The Nagashizuki method requires the fiber mixture to be in constant motion over the surface of the screen. As discussed earlier, he sheet of paper is formed by three basic actions: KAKENAGASHI, CHOSHI and SUTEMIZU. The actual motion involved varies according to the kind of fiber used, paper to be made and the individual papermaker. It’s said that on the average a single sheet of paper takes one minute to complete; resulting in 40 sheets per hour (allowing additional time to add pulp and neri to the vat) or about 300 sheets per day. Once the three basic actions are mastered, improvement comes with the elimination of all unnecessary or wasted movements.

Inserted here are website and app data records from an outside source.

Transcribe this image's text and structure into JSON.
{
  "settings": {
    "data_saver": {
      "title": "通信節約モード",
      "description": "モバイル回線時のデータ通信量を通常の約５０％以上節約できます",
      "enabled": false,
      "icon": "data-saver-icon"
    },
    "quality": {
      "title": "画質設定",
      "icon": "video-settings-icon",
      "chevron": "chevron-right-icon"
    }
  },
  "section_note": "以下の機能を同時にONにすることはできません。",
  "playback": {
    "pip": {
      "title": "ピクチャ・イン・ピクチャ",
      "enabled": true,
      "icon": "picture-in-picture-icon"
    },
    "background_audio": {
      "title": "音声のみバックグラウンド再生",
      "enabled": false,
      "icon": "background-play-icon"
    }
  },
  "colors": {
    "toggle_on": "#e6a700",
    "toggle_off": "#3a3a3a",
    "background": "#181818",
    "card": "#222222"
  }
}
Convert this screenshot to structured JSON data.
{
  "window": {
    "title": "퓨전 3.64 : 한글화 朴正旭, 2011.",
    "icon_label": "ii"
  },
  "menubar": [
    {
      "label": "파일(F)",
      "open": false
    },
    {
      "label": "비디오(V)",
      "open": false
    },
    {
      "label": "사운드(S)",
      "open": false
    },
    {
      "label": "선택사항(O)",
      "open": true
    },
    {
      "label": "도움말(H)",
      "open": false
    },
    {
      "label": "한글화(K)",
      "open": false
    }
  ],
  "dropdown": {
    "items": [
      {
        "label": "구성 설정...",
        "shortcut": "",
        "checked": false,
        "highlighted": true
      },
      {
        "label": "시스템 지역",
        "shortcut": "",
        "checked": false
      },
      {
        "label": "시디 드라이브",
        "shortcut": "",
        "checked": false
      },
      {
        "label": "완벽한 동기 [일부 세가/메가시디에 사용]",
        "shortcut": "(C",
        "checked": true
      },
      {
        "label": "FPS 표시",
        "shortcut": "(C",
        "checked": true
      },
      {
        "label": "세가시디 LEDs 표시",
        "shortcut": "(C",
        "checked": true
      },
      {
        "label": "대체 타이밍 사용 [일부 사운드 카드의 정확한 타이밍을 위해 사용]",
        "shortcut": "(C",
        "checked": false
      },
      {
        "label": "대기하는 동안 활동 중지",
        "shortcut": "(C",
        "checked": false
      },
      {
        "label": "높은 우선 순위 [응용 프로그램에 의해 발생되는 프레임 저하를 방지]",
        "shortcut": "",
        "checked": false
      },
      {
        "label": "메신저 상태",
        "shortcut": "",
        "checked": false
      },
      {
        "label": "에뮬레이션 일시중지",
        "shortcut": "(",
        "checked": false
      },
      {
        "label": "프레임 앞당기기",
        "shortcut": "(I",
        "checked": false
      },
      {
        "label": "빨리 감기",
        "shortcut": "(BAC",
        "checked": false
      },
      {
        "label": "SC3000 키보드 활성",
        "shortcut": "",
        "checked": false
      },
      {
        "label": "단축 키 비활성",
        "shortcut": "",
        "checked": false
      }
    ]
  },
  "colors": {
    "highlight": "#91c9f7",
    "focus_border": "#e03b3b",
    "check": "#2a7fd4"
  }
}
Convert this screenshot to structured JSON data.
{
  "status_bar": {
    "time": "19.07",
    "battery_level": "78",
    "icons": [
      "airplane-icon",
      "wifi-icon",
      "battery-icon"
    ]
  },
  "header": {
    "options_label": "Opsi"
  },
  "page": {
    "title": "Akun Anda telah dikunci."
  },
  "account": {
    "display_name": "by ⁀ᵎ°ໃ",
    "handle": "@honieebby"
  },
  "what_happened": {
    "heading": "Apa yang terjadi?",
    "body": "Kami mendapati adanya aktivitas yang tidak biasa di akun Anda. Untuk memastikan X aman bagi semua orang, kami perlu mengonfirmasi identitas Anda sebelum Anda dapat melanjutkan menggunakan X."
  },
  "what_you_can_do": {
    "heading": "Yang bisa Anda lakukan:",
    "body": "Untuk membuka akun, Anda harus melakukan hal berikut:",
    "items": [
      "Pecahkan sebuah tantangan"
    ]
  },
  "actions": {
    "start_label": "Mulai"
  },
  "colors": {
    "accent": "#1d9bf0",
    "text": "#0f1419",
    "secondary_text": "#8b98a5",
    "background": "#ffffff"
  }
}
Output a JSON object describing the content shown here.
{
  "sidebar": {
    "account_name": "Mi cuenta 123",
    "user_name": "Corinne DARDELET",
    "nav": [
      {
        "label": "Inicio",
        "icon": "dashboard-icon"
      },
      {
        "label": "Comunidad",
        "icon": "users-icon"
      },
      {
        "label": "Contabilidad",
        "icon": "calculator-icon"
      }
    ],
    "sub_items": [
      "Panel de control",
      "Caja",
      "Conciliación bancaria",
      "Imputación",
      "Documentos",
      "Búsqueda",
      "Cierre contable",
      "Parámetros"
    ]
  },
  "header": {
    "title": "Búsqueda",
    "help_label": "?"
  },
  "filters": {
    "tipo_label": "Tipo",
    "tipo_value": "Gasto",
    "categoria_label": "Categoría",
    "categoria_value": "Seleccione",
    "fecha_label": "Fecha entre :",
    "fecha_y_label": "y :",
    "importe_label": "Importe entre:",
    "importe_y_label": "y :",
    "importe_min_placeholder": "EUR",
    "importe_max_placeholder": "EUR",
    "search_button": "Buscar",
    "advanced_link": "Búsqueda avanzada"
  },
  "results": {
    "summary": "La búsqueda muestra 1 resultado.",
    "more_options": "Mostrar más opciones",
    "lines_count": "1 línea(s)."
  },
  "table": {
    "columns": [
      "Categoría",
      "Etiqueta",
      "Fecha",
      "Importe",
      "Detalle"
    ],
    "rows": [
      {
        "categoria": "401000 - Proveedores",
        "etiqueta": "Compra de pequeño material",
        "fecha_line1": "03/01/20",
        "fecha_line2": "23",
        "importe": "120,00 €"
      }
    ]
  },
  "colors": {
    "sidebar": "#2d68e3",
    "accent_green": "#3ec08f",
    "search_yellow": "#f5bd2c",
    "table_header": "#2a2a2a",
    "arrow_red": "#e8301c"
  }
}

The screen and the completed sheet of paper are removed from the keta and in a smooth overhead motion from mould to the ‘SHITODAI’ or couching stand. The shitodai is placed directly behind the papermaker and has a flat surface unlike the curved surface of Western style stands. The flexible screen is aligned with the guides or ‘JOGI’ attached to the stand, to insure an accurate placement of the new sheet directly on top of the previous sheet. The edge closest to the papermaker is laid down and the flexible screen is kept at a 90°angle as it is carefully lowered to prevent trapping air between the sheets. When the entire screen with new sheet is laid on the post, the screen may be lifted starting from the edge nearest the papermaker. It’s carefully peeled off away from the papermaker and replaced in the mould with the opposite side of the screen now facing up. This technique insures even use of both sides of the screen and prevents the build up of any fiber residue on the surface that may interfere with future paper removal. If the papermaker will not immediately make another sheet of paper, the screen is left on top of the papers on the post to prevent the surface of the top sheet from drying out.
The post of newly made papers is lightly weighted and allowed to drain naturally overnight. The next day, it is put into the ‘ASAKUKI’ or press and gradually pressed until 30% of the moisture is removed. Traditionally a counter-weighted press was used in Japan but nowadays a hydraulic version is commonly used. The pressed papers are carefully removed one-by-one and brushed onto boards to dry naturally or onto a steam heated metal surface for quicker drying. The drying method, be it natural or mechanical, significantly affects the finished paper, so the drying is always matched with the particular type of paper being made. In the old days, the finished papers were then cut by hand into specific sizes and also to remove the deckled edges. Nowadays the deckled edges are maintained as an indication of its handmaking.